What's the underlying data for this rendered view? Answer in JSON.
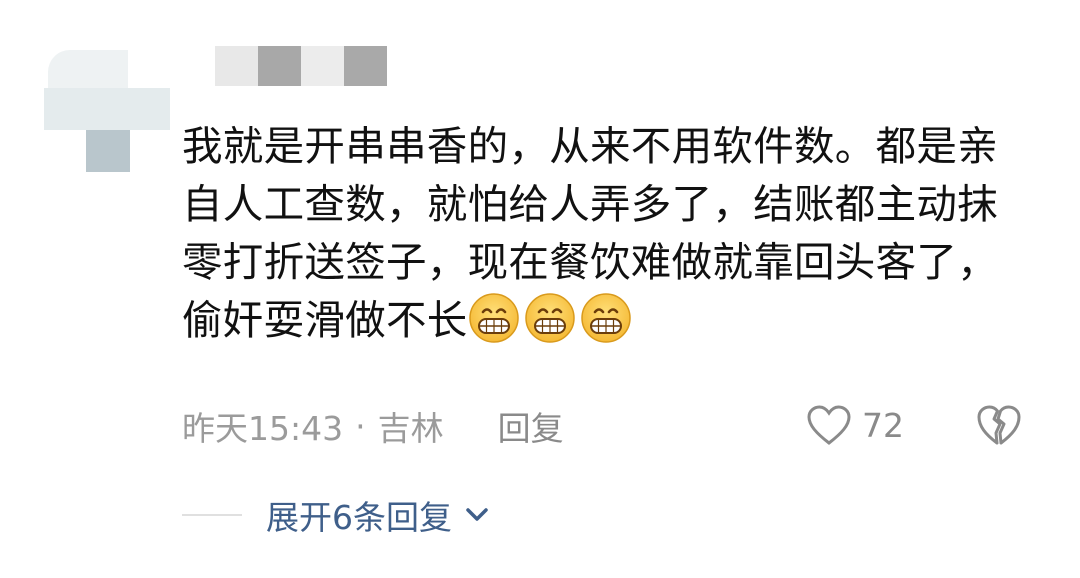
{
  "comment": {
    "user": {
      "name_blurred": true
    },
    "text": "我就是开串串香的，从来不用软件数。都是亲自人工查数，就怕给人弄多了，结账都主动抹零打折送签子，现在餐饮难做就靠回头客了，偷奸耍滑做不长",
    "emoji_count": 3,
    "emoji_name": "grinning-face",
    "time": "昨天15:43",
    "separator": "·",
    "location": "吉林",
    "reply_label": "回复",
    "like_count": "72",
    "expand_label": "展开6条回复"
  },
  "colors": {
    "text": "#111111",
    "meta": "#9b9b9b",
    "link": "#3f5f8a"
  }
}
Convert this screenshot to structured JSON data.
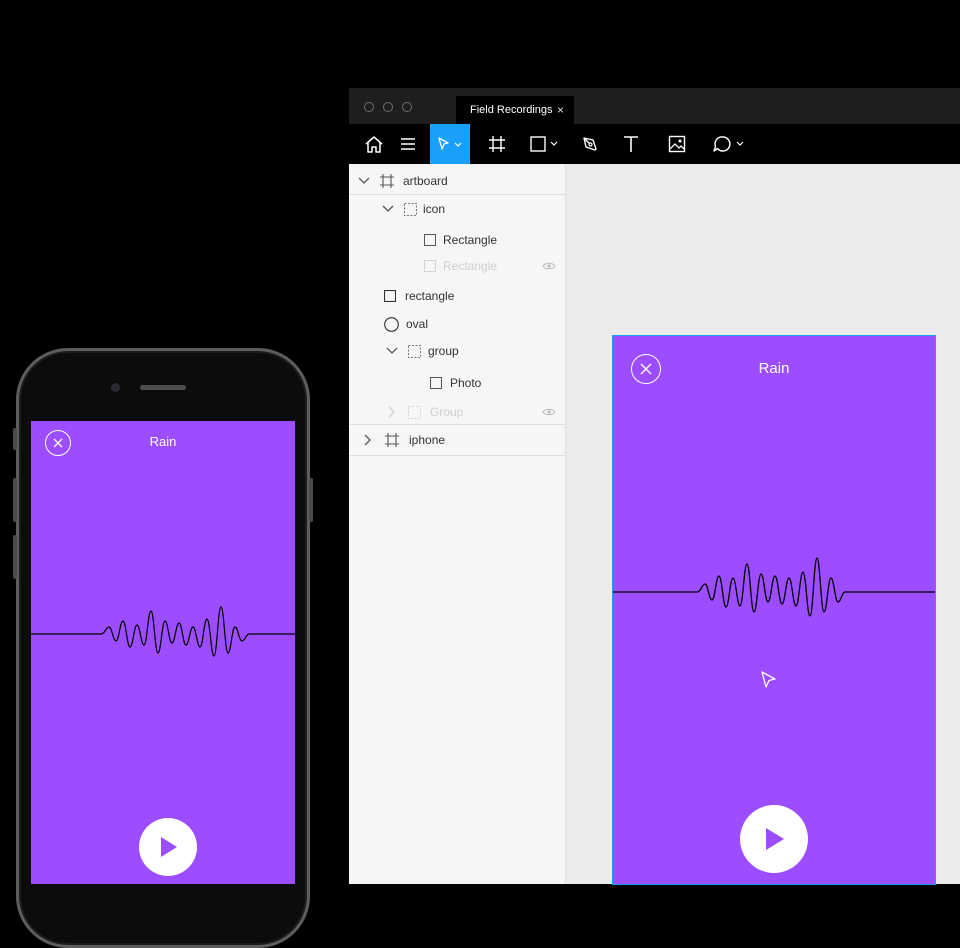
{
  "window": {
    "tab_title": "Field Recordings",
    "tab_close": "×"
  },
  "toolbar": {
    "tools": [
      "home-icon",
      "menu-icon",
      "move-tool-icon",
      "frame-tool-icon",
      "rectangle-tool-icon",
      "pen-tool-icon",
      "text-tool-icon",
      "image-tool-icon",
      "comment-tool-icon"
    ],
    "active_tool": "move-tool-icon",
    "accent": "#18a0fb"
  },
  "layers": [
    {
      "label": "artboard",
      "type": "frame",
      "expanded": true
    },
    {
      "label": "icon",
      "type": "group",
      "expanded": true
    },
    {
      "label": "Rectangle",
      "type": "rectangle"
    },
    {
      "label": "Rectangle",
      "type": "rectangle",
      "hidden": true
    },
    {
      "label": "rectangle",
      "type": "rectangle"
    },
    {
      "label": "oval",
      "type": "ellipse"
    },
    {
      "label": "group",
      "type": "group",
      "expanded": true
    },
    {
      "label": "Photo",
      "type": "rectangle"
    },
    {
      "label": "Group",
      "type": "group",
      "hidden": true
    },
    {
      "label": "iphone",
      "type": "frame",
      "expanded": false
    }
  ],
  "phone_screen": {
    "title": "Rain",
    "bg": "#9b4dff"
  },
  "artboard_screen": {
    "title": "Rain",
    "bg": "#9b4dff"
  }
}
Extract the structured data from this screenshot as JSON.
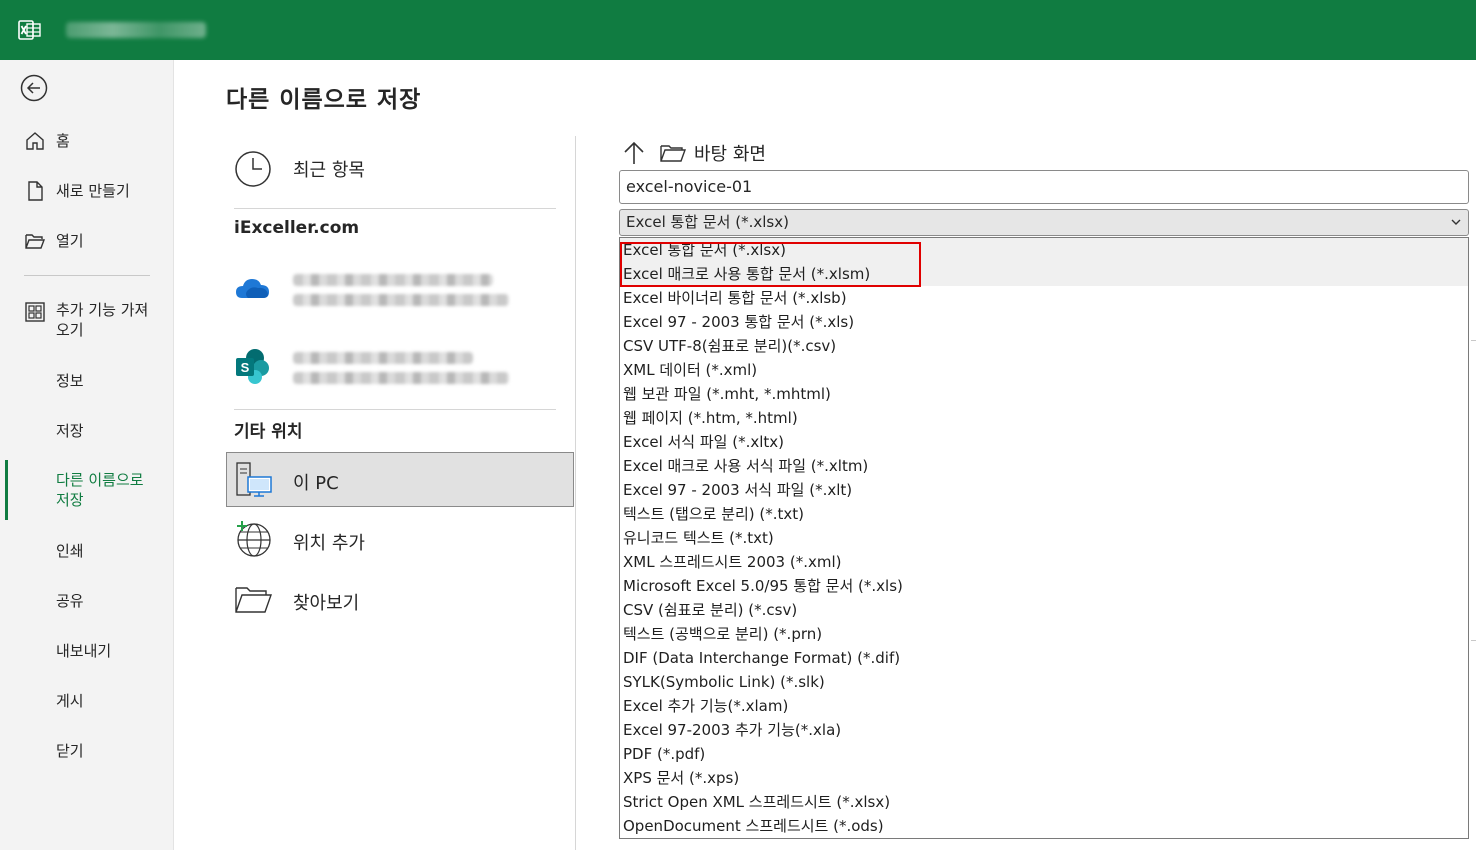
{
  "window": {
    "title": "다른 이름으로 저장"
  },
  "nav": {
    "items": [
      {
        "label": "홈",
        "icon": "home-icon"
      },
      {
        "label": "새로 만들기",
        "icon": "new-file-icon"
      },
      {
        "label": "열기",
        "icon": "open-folder-icon"
      },
      {
        "label": "추가 기능 가져\n오기",
        "icon": "addins-icon"
      },
      {
        "label": "정보"
      },
      {
        "label": "저장"
      },
      {
        "label": "다른 이름으로\n저장",
        "active": true
      },
      {
        "label": "인쇄"
      },
      {
        "label": "공유"
      },
      {
        "label": "내보내기"
      },
      {
        "label": "게시"
      },
      {
        "label": "닫기"
      }
    ]
  },
  "locations": {
    "recent": "최근 항목",
    "cloud_heading": "iExceller.com",
    "other_heading": "기타 위치",
    "this_pc": "이 PC",
    "add_place": "위치 추가",
    "browse": "찾아보기"
  },
  "save": {
    "path": "바탕 화면",
    "filename": "excel-novice-01",
    "selected_format": "Excel 통합 문서 (*.xlsx)"
  },
  "formats": [
    "Excel 통합 문서 (*.xlsx)",
    "Excel 매크로 사용 통합 문서 (*.xlsm)",
    "Excel 바이너리 통합 문서 (*.xlsb)",
    "Excel 97 - 2003 통합 문서 (*.xls)",
    "CSV UTF-8(쉼표로 분리)(*.csv)",
    "XML 데이터 (*.xml)",
    "웹 보관 파일 (*.mht, *.mhtml)",
    "웹 페이지 (*.htm, *.html)",
    "Excel 서식 파일 (*.xltx)",
    "Excel 매크로 사용 서식 파일 (*.xltm)",
    "Excel 97 - 2003 서식 파일 (*.xlt)",
    "텍스트 (탭으로 분리) (*.txt)",
    "유니코드 텍스트 (*.txt)",
    "XML 스프레드시트 2003 (*.xml)",
    "Microsoft Excel 5.0/95 통합 문서 (*.xls)",
    "CSV (쉼표로 분리) (*.csv)",
    "텍스트 (공백으로 분리) (*.prn)",
    "DIF (Data Interchange Format) (*.dif)",
    "SYLK(Symbolic Link) (*.slk)",
    "Excel 추가 기능(*.xlam)",
    "Excel 97-2003 추가 기능(*.xla)",
    "PDF (*.pdf)",
    "XPS 문서 (*.xps)",
    "Strict Open XML 스프레드시트 (*.xlsx)",
    "OpenDocument 스프레드시트 (*.ods)"
  ],
  "colors": {
    "brand": "#107c41",
    "highlight_box": "#e00000"
  }
}
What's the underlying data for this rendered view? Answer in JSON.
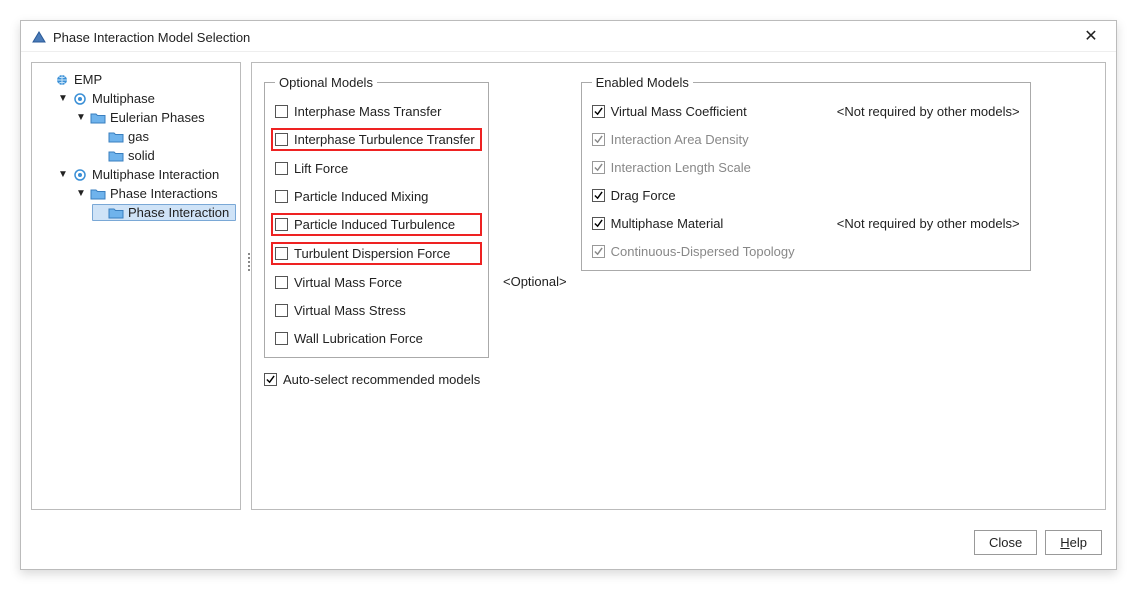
{
  "window": {
    "title": "Phase Interaction Model Selection"
  },
  "tree": {
    "root": {
      "label": "EMP",
      "multiphase": {
        "label": "Multiphase",
        "eulerian": {
          "label": "Eulerian Phases",
          "gas": "gas",
          "solid": "solid"
        }
      },
      "multiphaseInteraction": {
        "label": "Multiphase Interaction",
        "phaseInteractions": {
          "label": "Phase Interactions",
          "item": "Phase Interaction"
        }
      }
    }
  },
  "optional": {
    "legend": "Optional Models",
    "items": {
      "0": "Interphase Mass Transfer",
      "1": "Interphase Turbulence Transfer",
      "2": "Lift Force",
      "3": "Particle Induced Mixing",
      "4": "Particle Induced Turbulence",
      "5": "Turbulent Dispersion Force",
      "6": "Virtual Mass Force",
      "7": "Virtual Mass Stress",
      "8": "Wall Lubrication Force"
    }
  },
  "centerLabel": "<Optional>",
  "enabled": {
    "legend": "Enabled Models",
    "items": {
      "0": {
        "label": "Virtual Mass Coefficient",
        "note": "<Not required by other models>"
      },
      "1": {
        "label": "Interaction Area Density"
      },
      "2": {
        "label": "Interaction Length Scale"
      },
      "3": {
        "label": "Drag Force"
      },
      "4": {
        "label": "Multiphase Material",
        "note": "<Not required by other models>"
      },
      "5": {
        "label": "Continuous-Dispersed Topology"
      }
    }
  },
  "autoSelect": "Auto-select recommended models",
  "footer": {
    "close": "Close",
    "help_prefix": "H",
    "help_suffix": "elp"
  }
}
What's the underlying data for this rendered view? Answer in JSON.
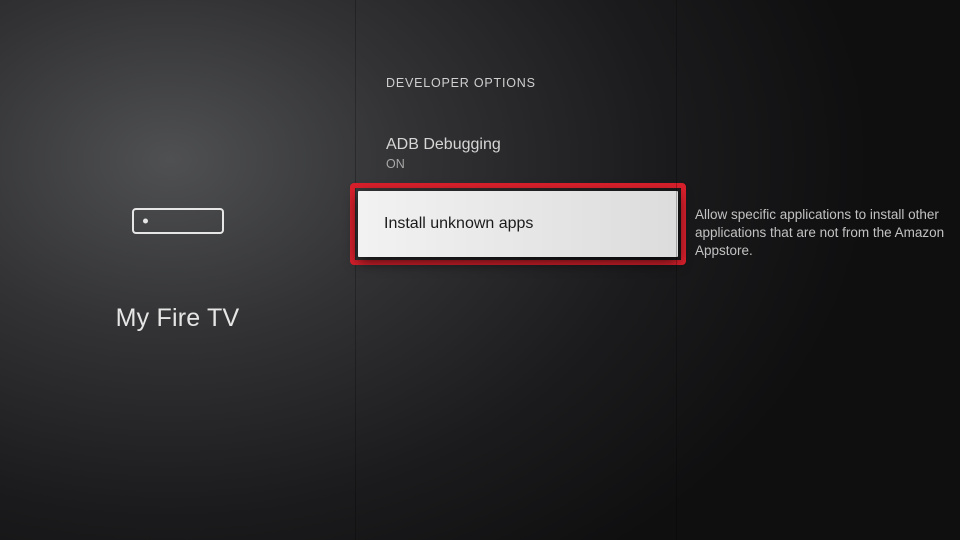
{
  "left": {
    "title": "My Fire TV"
  },
  "mid": {
    "section_header": "DEVELOPER OPTIONS",
    "items": [
      {
        "title": "ADB Debugging",
        "subtitle": "ON"
      },
      {
        "title": "Install unknown apps"
      }
    ]
  },
  "right": {
    "description": "Allow specific applications to install other applications that are not from the Amazon Appstore."
  }
}
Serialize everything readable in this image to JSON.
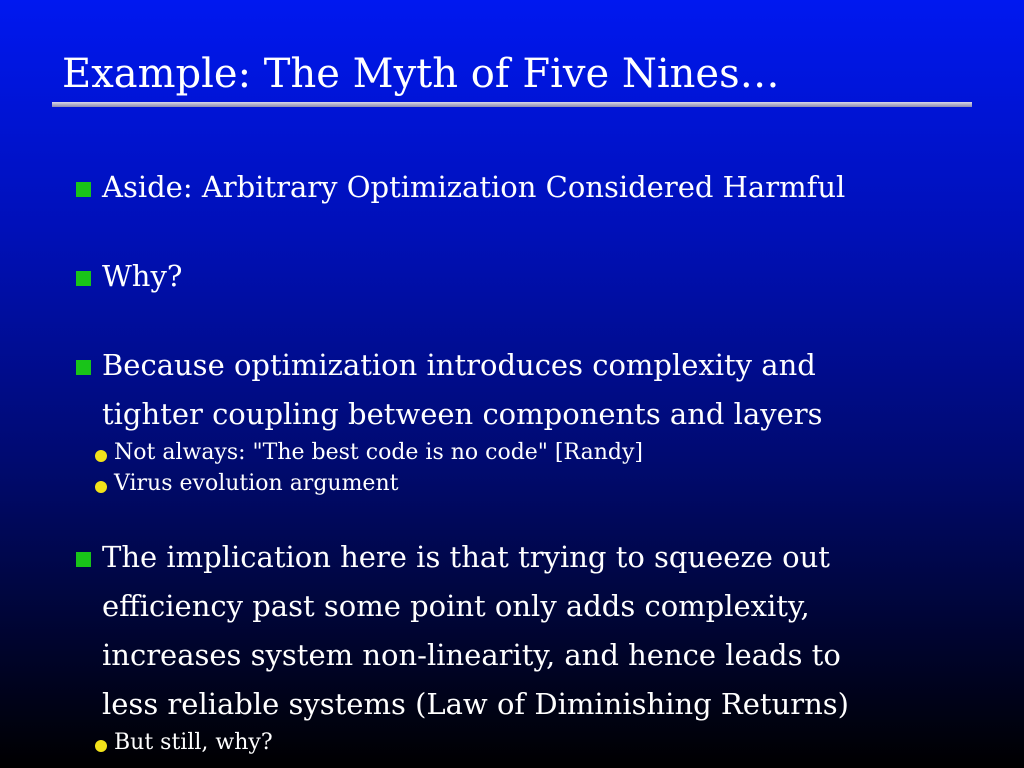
{
  "slide": {
    "title": "Example: The Myth of Five Nines…",
    "bullets": [
      {
        "lines": [
          "Aside: Arbitrary Optimization Considered Harmful"
        ]
      },
      {
        "lines": [
          "Why?"
        ]
      },
      {
        "lines": [
          "Because optimization introduces complexity and",
          "tighter coupling between components and layers"
        ],
        "subbullets": [
          "Not always: \"The best code is no code\" [Randy]",
          "Virus evolution argument"
        ]
      },
      {
        "lines": [
          "The implication here is that trying to squeeze out",
          "efficiency past some point only adds complexity,",
          "increases system non-linearity, and hence leads to",
          "less reliable systems (Law of Diminishing Returns)"
        ],
        "subbullets": [
          "But still, why?"
        ]
      }
    ]
  },
  "colors": {
    "background_top": "#0018f0",
    "background_bottom": "#000000",
    "bullet_square": "#19c419",
    "subbullet_dot": "#f2e21a",
    "text": "#ffffff"
  }
}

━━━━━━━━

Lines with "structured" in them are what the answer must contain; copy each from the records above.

Convert this screenshot to structured JSON data.
Extract the structured data from this screenshot as JSON.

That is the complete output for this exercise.